Search This Blog

Sunday, 31 May 2015

Nicola Sturgeon: I won’t share platform with David Cameron to stay in EU

Nicola Sturgeon has said she will not share a platform with David Cameron or other Conservatives to help secure a “yes” vote in the EU referendum.

The SNP leader is strongly in favour of remaining in the EU and has demanded that each nation in the UK have an effective veto over exiting, so Scotland could not be dragged out of the EU against its will by English voters. 

But she said she would not campaign alongside the Prime Minister, Chancellor or other Conservatives in order to stay in the EU. 
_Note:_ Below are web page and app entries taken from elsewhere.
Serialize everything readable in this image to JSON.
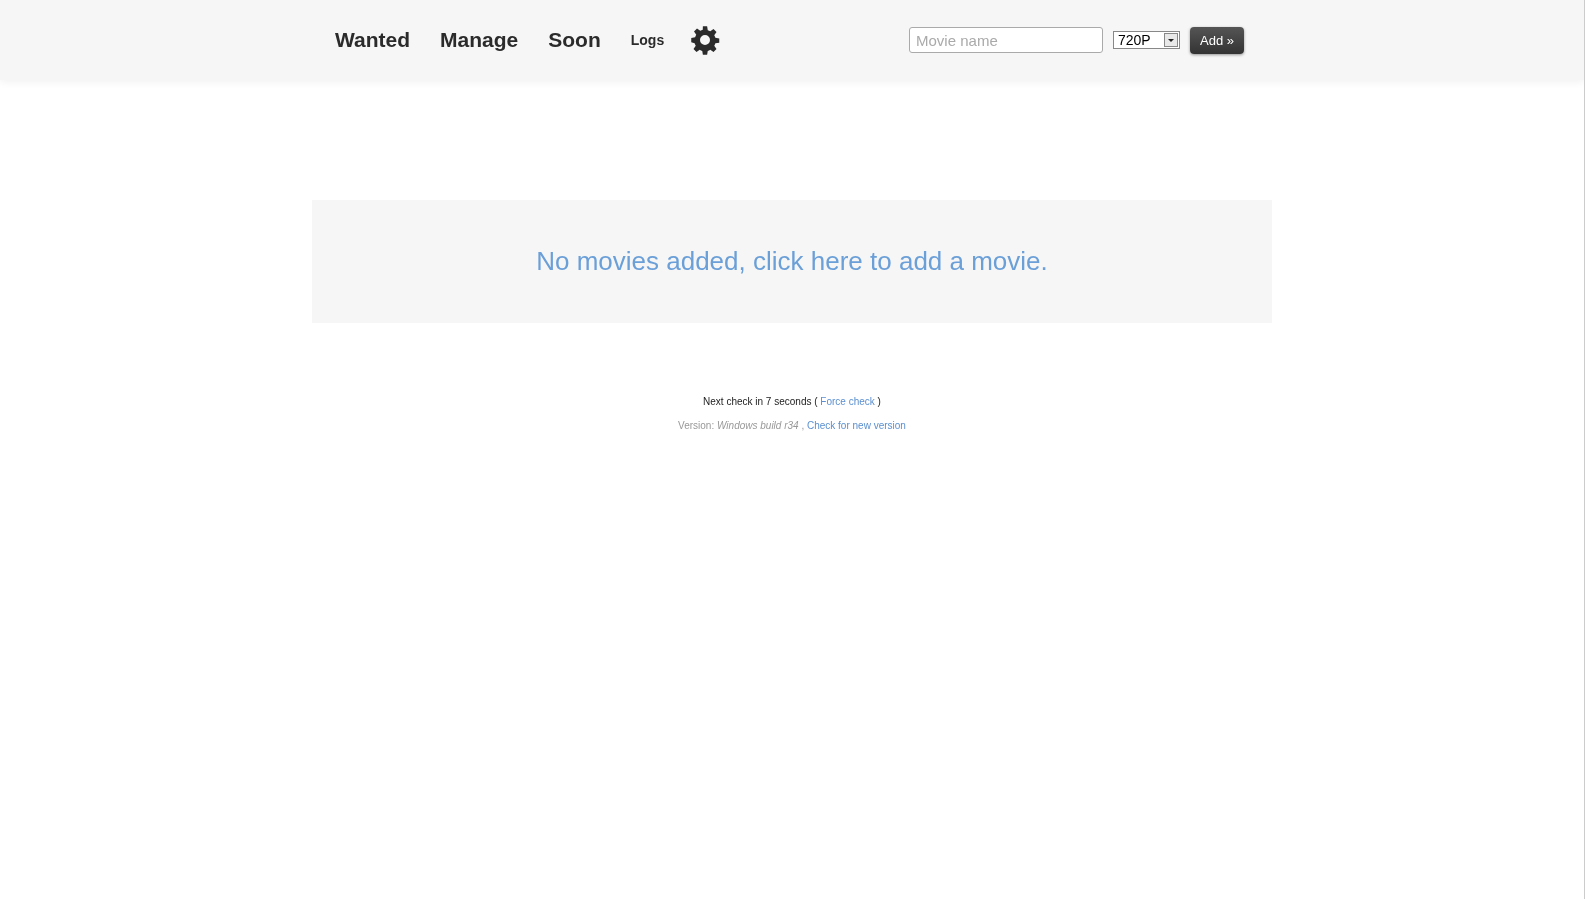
{
  "nav": {
    "items": [
      {
        "label": "Wanted",
        "kind": "main"
      },
      {
        "label": "Manage",
        "kind": "main"
      },
      {
        "label": "Soon",
        "kind": "main"
      },
      {
        "label": "Logs",
        "kind": "small"
      }
    ]
  },
  "add_form": {
    "search": {
      "placeholder": "Movie name"
    },
    "quality": {
      "value": "720P"
    },
    "button": "Add »"
  },
  "empty_message": "No movies added, click here to add a movie.",
  "footer": {
    "next_check": {
      "before": "Next check in 7 seconds (",
      "link": "Force check",
      "after": ")"
    },
    "version": {
      "label": "Version:",
      "build": "Windows build r34",
      "separator": ",",
      "link": "Check for new version"
    }
  }
}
“I have got no plans to share platforms with David Cameron or George Osborne or anybody else in the Conservative Party,” she told Sky News’s Murnaghan show. 

Ms Sturgeon said she would make “a very strong and very positive case for our membership of the European Union”. 

“There a number of reforms that we would argue for, but crucially I think it’s right we do that from within the European Union because exit or threatening to exit the European Union is damaging to our economy, to potential investment and to jobs,” she said. 

“What is dangerous about the approach David Cameron is taking right now is he is taking the UK perilously close to the exit door and I think that’s wrong.” 

But John Redwood MP, the eurosceptic Conservative backbencher, said that “yes” campaigners were undermining Cameron’s chances of achieving EU reform by insisting they will stay in come what may. 

John Redwood MP said ministers may have to resign to campaign for a ‘no’ vote

“If people keep on saying they are going to stay in come what may, it completely undermines the Prime Minister when he is trying to achieve what I am suggesting; trying to get back control for Britain and the British people over things like border and migration that really matter,” he told Murnaghan. 

He said he would not campaign for a “yes” vote unless Mr Cameron could achieve a “really good deal”. 

“I don’t wish to stay in the current European Union, it doesn’t work for Britain and it doesn’t work for them either,” he said. 

Ministers may have to resign in order to campaign with their conscience on the referendum, he added. 

“Of course they should be free to campaign as they see fit and they will be free to campaign as they see fit, the only issue is whether asked to leave their government positions before they do it or not. 

“What is the point of being a minister if you are charged with getting immigration down but the European Union won’t let you do it? If you’re faced with that situation the only honest thing to do is to campaign for a change in the arrangement or to campaign for out.” 

Should Britain stay in or get out of the EU? Polling since 1977
10%20%30%40%50%60%70%80%90%October 1977Stay In:Get Out:
Powered by Factmint

Ipsos MORI

No comments:

Post a Comment